Block on Trump's Asylum Ban Upheld by Supreme Court
Man sells heroin to a drug addict. He goes a wee bit overboard and mixes the Big H with a few other opiates. He dies, the path leads back to "Lil C", the alias of Marcus Burrage. The feds charge Burrage with distributing a controlled substance and distributing a controlled substance leading to death.
The problem here is obvious, isn't it? When a man takes a cocktail of drugs, how can you blame one drug more than the others? The experts sure couldn't. They couldn't differentiate between the amounts of the various opiates, nor could anyone definitively state that the heroin was either a "but for" or "proximate" cause of the man's death. The best they could say was that it was likely a "contributing cause."
Did we mention that the drug user also had heart and lung disease?
The use of tort terms in criminal jurisprudence is a pet peeve of many old-timers, including a judge who once argued to me, in chambers, that strict liability has no place in criminal law. (As a meek law student, I simply smiled and nodded.)
Alas, even SCOTUS is doing it. The Supreme Court granted certiorari in Mr. Burrage's case after the Eighth Circuit denied Burrage's appeal. According to SCOTUSblog, the questions to be addressed are:
The Eighth Circuit (and the trial court) refused to apply a proximate cause requirement. The trial court used "contributing cause" language in the jury instructions. The Eighth Circuit cited its prior binding precedent in United States v. Monnier, which held that § 841's death "results from" drugs language is met by a "contributing cause." The trial court in Monnier applied a proximate cause standard, which the Eighth Circuit explicitly rejected.
The Seventh Circuit, meanwhile, didn't approve of the "contributing cause" language in United States v. Hatfield. The trial court had adopted the Monnier language from the Eighth Circuit. The Seventh Circuit felt that the language was too convoluted for the jury and instead remanded the case with orders to use the statutory language without embellishment.
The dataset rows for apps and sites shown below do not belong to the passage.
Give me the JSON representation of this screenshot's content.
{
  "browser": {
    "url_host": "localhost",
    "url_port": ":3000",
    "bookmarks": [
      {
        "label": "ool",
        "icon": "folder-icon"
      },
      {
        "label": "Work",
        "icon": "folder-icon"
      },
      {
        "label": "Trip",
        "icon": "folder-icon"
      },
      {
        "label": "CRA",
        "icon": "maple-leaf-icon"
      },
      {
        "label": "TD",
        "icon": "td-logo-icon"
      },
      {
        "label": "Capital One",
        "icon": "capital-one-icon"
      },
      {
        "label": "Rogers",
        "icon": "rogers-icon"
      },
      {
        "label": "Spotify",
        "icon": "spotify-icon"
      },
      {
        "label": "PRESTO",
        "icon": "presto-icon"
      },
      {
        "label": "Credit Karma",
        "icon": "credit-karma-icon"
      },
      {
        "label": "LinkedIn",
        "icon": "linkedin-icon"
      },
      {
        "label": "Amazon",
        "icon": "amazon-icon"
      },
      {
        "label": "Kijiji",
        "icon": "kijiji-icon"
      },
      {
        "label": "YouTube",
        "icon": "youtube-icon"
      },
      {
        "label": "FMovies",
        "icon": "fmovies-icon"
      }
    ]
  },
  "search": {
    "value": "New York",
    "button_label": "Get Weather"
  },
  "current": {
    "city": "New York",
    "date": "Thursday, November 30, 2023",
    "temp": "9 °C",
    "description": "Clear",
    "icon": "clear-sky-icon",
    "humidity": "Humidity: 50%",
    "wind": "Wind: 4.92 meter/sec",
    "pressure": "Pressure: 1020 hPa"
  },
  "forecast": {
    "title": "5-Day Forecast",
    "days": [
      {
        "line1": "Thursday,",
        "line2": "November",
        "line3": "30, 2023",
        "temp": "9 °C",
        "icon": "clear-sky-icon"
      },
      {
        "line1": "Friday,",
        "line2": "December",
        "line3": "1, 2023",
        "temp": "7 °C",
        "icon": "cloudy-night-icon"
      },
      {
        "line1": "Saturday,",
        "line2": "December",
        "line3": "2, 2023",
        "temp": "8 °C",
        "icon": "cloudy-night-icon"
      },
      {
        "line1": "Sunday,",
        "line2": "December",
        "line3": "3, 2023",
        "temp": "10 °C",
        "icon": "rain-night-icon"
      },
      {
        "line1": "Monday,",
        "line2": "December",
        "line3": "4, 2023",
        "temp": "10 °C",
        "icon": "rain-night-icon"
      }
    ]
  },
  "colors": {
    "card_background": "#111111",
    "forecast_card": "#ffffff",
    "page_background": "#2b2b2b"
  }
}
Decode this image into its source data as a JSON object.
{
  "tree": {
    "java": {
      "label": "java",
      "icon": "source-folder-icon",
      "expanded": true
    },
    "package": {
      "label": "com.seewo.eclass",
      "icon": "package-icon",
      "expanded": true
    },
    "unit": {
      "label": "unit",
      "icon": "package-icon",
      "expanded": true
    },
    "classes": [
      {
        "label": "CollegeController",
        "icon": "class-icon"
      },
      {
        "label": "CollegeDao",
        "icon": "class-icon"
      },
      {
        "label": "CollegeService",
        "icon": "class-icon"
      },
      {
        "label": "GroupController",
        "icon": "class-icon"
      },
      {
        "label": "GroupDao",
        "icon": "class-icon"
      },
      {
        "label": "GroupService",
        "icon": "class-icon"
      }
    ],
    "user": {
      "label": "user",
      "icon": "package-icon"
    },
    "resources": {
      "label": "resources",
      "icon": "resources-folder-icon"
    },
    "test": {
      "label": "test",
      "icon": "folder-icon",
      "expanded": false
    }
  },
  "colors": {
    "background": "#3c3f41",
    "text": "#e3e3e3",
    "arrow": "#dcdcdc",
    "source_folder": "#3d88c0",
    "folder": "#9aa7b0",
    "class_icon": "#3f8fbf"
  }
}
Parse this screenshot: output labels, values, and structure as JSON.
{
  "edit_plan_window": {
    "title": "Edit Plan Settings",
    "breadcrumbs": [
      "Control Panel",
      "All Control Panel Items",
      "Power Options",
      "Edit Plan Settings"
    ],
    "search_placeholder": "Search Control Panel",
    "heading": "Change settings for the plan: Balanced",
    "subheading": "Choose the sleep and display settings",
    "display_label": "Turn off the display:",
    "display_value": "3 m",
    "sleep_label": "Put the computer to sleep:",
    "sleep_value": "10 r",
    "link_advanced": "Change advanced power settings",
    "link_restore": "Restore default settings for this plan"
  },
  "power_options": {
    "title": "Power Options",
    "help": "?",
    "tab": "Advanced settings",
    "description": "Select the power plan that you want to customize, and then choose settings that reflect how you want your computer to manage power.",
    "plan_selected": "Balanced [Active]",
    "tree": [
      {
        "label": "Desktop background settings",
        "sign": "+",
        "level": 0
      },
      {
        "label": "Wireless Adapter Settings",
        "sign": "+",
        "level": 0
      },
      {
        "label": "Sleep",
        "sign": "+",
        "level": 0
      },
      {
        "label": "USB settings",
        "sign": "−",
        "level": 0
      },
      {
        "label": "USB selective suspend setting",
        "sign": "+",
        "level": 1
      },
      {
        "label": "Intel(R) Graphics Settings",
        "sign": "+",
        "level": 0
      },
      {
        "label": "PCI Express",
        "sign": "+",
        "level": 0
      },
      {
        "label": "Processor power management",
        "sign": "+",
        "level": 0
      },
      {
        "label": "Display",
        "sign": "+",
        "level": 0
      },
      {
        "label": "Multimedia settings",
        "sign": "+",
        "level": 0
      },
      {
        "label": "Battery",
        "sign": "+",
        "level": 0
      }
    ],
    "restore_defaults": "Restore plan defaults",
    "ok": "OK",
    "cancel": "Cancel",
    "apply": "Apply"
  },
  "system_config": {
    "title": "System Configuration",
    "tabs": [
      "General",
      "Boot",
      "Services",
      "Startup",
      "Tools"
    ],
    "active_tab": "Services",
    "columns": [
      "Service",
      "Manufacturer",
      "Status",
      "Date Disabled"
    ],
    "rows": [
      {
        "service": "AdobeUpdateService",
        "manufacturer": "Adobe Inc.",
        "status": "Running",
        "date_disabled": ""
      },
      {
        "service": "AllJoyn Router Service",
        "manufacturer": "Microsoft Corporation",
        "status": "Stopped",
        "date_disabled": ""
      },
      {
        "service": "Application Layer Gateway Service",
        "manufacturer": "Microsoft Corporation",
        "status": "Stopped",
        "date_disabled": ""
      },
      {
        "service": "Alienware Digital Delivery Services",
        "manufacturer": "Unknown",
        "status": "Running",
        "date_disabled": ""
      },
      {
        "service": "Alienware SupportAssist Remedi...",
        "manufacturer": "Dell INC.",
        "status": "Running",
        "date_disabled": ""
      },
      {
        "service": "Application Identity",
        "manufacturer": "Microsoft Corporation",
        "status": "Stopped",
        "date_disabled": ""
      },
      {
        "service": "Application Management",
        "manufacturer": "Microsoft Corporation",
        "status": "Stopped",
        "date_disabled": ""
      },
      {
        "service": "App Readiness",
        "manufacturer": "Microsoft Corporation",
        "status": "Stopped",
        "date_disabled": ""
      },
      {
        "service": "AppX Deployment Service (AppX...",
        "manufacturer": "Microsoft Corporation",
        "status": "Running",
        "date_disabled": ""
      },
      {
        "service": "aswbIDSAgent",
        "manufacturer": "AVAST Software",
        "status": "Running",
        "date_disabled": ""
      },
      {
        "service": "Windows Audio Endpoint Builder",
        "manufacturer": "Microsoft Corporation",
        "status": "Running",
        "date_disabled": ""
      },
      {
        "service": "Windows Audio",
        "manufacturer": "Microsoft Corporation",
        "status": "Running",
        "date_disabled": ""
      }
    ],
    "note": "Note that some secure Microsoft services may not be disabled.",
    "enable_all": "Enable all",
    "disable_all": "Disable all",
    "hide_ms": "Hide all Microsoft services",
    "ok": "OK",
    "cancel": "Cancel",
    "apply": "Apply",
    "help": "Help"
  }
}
As far as circuit splits go, it's a minor implied disagreement, but apparently, it's enough for SCOTUS.